"I suppose the captaincy has been a learning curve, though I hate that phrase. Professionalism has made it a completely different job with many more responsibilities. It's enjoyable though we're lacking consistency. Andy Keast, our director of rugby, put his finger on it when he said we were arrogant. No disrespect to Bristol, but we should have thrashed them.
"My own injury has been very annoying. Sometimes the knock is mild and three weeks is too long, but I was definitely concussed - I didn't know where I was for a few days - so the time out was probably right."
Injuries are now a fact of life for all of rugby's top players, but by any standards Wood has had more than his fair share since making his Ireland debut against Australia in 1994.

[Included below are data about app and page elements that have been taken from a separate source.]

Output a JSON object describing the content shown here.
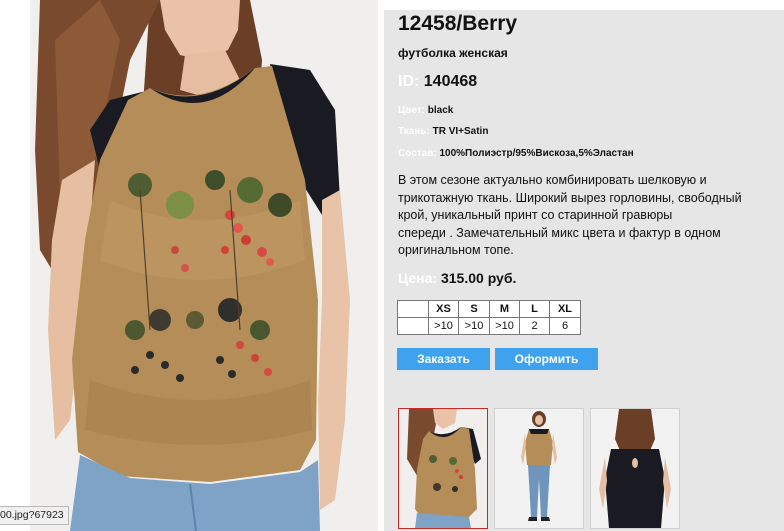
{
  "product": {
    "title": "12458/Berry",
    "subtitle": "футболка женская",
    "id_label": "ID:",
    "id_value": "140468",
    "color_label": "Цвет:",
    "color_value": "black",
    "fabric_label": "Ткань:",
    "fabric_value": "TR VI+Satin",
    "composition_label": "Состав:",
    "composition_value": "100%Полиэстр/95%Вискоза,5%Эластан",
    "description_lines": [
      "В этом сезоне актуально комбинировать шелковую и",
      "трикотажную ткань. Широкий вырез горловины, свободный",
      "крой, уникальный принт со старинной гравюры",
      "спереди .  Замечательный микс цвета и фактур в одном",
      "оригинальном топе."
    ],
    "price_label": "Цена:",
    "price_value": "315.00 руб."
  },
  "sizes": {
    "headers": [
      "",
      "XS",
      "S",
      "M",
      "L",
      "XL"
    ],
    "stock": [
      "",
      ">10",
      ">10",
      ">10",
      "2",
      "6"
    ]
  },
  "buttons": {
    "order": "Заказать",
    "checkout": "Оформить"
  },
  "status_tip": "00.jpg?67923",
  "icons": {
    "main_photo": "product-photo-front",
    "thumb1": "thumbnail-front-closeup",
    "thumb2": "thumbnail-full-body",
    "thumb3": "thumbnail-back-view"
  },
  "colors": {
    "panel_bg": "#e6e6e6",
    "button_bg": "#3fa2ee",
    "active_thumb_border": "#c62828",
    "shirt_gold": "#b58d58",
    "shirt_black": "#1a1a22"
  }
}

Shoulder damage sustained at the 1995 World Cup in South Africa kept him out for the whole of the following season. A dislocated collarbone against France just under a year ago curtailed his first season with Quins, but he battled back to play a prominent part in the Lions' success last summer despite injuring an ankle in the first Test and a groin in the second.
The real difficulty has been adjusting to normality following that historic triumph. "The anti-climax for the Lions players kicked in two days after the tour. There was a huge buzz on tour and a huge sense of relief when it was over. Even now a lot of the guys are suffering from a loss of form and appetite.
"Everyone was tired from a long season even before the tour started. The Lions tour required one big last effort, but if we hadn't won the second Test I don't think there's any way we'd have won the third to take the series, we were all so knackered. For England to go then to Australia was absolutely ridiculous. Martin Johnson played 51 matches last year - that's criminal. If this keeps up you'll have a mass burn-out within two years, even though there's great heart in rugby players.
"It took me a long while to get over the fatigue. Needless to say, a lot of the guys are picking up injuries - I hurt my ankle in Ireland's defeat by New Zealand in November."
As he proved with the Lions, Wood relishes the underdog role but he is also a realist where Ireland are concerned. "It's been very tough for us recently. I got into trouble before the New Zealand game when I said we wouldn't beat them. But I was being honest - we haven't had too many wins over the last two years and that's sapped our confidence. Also, we've got a lot of new young players coming into the side.
"We didn't run out of steam against them - they couldn't score in the last 15 minutes. They had their purple patch for half an hour from just before half-time. Suddenly they changed their style totally and it threw us. Very few sides are capable of doing that; we definitely aren't.
"Anyway, too many internationals are being played. An international is very special, but that disappears if you saturate the aura surrounding it. Seven a season is the right number. You should play an absolute maximum of 35 games in a season - club and international."
Even though Wood, whose father was also a Lion, is contracted to Quins for three more seasons, he is already contemplating life after rugby. "I worked for a bank in Ireland before coming here but I don't know whether I'll go back to that. I can't see myself playing much beyond the age of 28 or 29. I really ought to think about what I'm going to do then." A question Will Carling is now addressing.Reuse content